### Requirement
In how many lines of the records does the string "till" appear? State only the number.

Records from a data source
[Start of Attachment]

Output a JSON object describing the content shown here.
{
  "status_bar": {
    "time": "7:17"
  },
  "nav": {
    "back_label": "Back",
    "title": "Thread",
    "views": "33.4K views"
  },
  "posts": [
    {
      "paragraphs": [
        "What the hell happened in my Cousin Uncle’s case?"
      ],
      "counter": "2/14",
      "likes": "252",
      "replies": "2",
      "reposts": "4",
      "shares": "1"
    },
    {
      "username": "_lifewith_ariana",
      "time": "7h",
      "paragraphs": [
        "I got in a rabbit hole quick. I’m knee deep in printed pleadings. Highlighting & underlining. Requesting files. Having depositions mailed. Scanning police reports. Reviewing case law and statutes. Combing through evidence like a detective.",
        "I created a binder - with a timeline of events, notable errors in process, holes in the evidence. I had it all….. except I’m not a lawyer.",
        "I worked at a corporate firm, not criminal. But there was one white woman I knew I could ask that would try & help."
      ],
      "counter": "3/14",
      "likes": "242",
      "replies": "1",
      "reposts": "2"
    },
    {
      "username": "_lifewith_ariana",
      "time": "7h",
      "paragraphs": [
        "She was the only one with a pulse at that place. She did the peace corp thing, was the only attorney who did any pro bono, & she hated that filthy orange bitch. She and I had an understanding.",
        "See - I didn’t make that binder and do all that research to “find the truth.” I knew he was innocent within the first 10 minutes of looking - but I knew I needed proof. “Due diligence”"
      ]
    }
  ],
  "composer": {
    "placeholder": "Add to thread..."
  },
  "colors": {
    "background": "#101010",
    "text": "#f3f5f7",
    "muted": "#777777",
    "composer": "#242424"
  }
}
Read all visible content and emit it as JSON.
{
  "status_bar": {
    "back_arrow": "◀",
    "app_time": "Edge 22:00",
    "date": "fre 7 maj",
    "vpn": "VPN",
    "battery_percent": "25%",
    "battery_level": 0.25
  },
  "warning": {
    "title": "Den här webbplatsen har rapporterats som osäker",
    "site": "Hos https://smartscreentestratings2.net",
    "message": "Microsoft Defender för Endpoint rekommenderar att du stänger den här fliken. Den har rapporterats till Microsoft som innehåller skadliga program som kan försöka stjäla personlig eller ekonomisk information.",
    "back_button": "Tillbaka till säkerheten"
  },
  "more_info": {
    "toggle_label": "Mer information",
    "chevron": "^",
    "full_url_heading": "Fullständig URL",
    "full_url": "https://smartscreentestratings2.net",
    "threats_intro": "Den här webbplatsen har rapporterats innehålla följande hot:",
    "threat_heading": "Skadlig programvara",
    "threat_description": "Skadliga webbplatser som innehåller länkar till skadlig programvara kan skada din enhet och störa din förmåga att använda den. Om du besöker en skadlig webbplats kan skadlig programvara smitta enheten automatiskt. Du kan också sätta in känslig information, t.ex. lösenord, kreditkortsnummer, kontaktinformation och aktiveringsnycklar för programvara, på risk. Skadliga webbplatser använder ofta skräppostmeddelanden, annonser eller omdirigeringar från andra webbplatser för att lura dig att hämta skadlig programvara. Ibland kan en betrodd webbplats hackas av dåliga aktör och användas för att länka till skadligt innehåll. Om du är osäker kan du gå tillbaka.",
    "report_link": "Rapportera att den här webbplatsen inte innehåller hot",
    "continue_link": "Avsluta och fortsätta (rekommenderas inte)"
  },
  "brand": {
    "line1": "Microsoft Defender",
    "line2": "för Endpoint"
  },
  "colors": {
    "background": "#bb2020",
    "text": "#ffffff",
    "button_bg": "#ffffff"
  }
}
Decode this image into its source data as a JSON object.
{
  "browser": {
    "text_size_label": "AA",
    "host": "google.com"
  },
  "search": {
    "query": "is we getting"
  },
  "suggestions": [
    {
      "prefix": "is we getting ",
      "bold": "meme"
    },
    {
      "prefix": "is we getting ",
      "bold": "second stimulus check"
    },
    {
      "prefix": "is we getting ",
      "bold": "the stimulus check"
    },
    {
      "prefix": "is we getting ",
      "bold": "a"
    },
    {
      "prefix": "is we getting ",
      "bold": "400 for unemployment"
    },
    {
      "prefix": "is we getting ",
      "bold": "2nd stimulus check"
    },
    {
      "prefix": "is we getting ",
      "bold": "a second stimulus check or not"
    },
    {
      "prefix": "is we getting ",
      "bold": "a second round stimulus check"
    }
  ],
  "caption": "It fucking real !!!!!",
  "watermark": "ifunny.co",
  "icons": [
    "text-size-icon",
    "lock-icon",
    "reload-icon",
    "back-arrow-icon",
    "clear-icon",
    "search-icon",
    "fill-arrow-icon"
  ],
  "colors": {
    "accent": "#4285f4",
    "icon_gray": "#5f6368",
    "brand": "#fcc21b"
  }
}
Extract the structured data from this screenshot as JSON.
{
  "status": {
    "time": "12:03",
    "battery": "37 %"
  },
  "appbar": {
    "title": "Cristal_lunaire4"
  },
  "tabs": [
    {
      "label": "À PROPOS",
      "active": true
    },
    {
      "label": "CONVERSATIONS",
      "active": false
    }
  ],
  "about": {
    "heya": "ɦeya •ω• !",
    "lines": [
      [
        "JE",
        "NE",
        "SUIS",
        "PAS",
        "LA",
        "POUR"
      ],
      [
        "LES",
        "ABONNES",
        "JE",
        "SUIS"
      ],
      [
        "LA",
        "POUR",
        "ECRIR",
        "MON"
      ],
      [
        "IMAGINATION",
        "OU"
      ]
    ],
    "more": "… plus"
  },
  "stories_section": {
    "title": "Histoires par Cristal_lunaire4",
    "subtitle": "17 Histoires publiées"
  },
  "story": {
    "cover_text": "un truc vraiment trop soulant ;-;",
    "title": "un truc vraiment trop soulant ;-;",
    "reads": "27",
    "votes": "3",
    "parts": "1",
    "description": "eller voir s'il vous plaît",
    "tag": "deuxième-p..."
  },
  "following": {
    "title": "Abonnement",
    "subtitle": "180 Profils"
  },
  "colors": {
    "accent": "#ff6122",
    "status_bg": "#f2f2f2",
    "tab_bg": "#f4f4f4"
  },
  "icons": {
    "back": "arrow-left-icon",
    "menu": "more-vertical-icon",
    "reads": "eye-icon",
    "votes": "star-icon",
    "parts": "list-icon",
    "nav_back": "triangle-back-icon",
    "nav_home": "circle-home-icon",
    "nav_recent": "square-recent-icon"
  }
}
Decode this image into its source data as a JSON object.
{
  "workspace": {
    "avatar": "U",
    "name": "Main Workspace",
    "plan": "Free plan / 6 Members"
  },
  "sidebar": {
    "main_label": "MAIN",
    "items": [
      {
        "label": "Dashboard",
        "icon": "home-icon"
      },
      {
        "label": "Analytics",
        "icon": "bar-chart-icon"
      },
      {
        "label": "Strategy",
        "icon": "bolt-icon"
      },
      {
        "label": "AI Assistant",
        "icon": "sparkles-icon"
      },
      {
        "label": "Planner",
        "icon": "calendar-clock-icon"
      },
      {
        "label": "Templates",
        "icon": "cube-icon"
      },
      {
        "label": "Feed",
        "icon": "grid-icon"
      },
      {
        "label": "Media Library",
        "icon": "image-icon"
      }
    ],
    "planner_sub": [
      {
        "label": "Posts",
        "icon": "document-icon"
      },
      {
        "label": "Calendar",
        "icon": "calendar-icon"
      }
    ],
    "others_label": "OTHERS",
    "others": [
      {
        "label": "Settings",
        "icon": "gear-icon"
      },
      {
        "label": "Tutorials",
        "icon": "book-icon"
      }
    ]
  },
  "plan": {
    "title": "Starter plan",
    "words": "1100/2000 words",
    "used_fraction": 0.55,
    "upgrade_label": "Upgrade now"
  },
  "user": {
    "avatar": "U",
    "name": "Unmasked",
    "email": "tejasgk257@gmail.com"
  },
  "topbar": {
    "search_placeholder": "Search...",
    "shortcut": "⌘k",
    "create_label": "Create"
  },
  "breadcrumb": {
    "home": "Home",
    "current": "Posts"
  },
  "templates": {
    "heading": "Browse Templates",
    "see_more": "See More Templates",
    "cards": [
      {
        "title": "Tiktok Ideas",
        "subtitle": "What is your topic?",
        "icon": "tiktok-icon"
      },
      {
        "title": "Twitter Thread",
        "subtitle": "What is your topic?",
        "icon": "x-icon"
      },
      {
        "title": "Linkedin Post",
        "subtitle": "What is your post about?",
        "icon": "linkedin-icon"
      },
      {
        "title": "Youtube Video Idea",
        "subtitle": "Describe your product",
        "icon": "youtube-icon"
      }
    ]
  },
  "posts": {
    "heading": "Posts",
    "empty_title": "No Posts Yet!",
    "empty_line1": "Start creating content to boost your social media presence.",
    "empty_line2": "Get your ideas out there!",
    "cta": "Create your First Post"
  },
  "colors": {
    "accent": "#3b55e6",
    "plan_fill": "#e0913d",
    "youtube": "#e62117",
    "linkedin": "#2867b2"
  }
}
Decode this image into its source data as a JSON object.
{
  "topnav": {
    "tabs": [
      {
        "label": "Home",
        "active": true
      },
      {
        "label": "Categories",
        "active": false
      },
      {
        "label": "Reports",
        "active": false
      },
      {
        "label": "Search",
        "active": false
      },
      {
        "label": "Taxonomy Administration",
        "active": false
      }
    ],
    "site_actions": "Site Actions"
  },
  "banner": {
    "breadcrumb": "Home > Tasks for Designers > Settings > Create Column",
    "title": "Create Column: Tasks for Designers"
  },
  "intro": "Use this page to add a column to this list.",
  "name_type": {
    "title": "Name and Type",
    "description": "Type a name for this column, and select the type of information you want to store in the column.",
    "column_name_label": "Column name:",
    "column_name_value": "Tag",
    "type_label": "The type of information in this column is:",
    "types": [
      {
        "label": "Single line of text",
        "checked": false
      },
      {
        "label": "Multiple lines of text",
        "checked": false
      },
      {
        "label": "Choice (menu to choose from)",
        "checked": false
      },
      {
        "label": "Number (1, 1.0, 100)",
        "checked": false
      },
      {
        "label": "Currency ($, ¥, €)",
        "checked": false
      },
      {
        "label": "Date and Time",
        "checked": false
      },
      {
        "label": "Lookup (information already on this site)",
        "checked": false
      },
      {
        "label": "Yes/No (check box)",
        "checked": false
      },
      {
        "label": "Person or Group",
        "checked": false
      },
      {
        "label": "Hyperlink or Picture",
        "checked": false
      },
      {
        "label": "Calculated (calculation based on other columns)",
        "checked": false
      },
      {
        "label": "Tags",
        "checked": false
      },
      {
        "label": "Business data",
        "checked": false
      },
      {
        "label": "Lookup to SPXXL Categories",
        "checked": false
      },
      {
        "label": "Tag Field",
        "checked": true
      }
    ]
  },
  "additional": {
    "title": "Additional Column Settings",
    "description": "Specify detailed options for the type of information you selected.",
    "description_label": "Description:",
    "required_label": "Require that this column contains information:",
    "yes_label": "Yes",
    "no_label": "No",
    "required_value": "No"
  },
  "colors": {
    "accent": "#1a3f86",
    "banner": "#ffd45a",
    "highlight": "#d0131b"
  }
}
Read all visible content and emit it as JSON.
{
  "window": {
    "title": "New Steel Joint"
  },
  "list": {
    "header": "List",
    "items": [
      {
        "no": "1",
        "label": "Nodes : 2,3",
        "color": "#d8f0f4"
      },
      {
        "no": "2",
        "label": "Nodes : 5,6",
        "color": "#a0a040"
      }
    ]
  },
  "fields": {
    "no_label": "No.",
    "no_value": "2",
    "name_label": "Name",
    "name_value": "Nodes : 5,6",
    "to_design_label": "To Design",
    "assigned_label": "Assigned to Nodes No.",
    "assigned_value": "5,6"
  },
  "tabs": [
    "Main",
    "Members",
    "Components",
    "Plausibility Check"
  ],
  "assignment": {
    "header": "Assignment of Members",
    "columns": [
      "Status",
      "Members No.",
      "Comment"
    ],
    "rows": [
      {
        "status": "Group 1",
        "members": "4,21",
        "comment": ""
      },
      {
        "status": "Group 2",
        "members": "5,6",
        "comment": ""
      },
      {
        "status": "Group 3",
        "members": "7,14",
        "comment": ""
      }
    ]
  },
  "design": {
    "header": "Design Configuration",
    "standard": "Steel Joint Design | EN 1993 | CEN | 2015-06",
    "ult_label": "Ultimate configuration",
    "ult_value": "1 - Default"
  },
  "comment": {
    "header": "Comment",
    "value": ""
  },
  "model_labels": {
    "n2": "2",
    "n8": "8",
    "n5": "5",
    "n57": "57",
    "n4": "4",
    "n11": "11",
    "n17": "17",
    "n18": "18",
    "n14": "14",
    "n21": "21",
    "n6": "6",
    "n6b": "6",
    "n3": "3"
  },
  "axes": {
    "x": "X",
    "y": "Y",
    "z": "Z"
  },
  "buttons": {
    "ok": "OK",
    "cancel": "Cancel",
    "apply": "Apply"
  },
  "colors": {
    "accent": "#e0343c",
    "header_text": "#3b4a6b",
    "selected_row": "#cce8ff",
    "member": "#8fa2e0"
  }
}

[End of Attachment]

### Completed task
3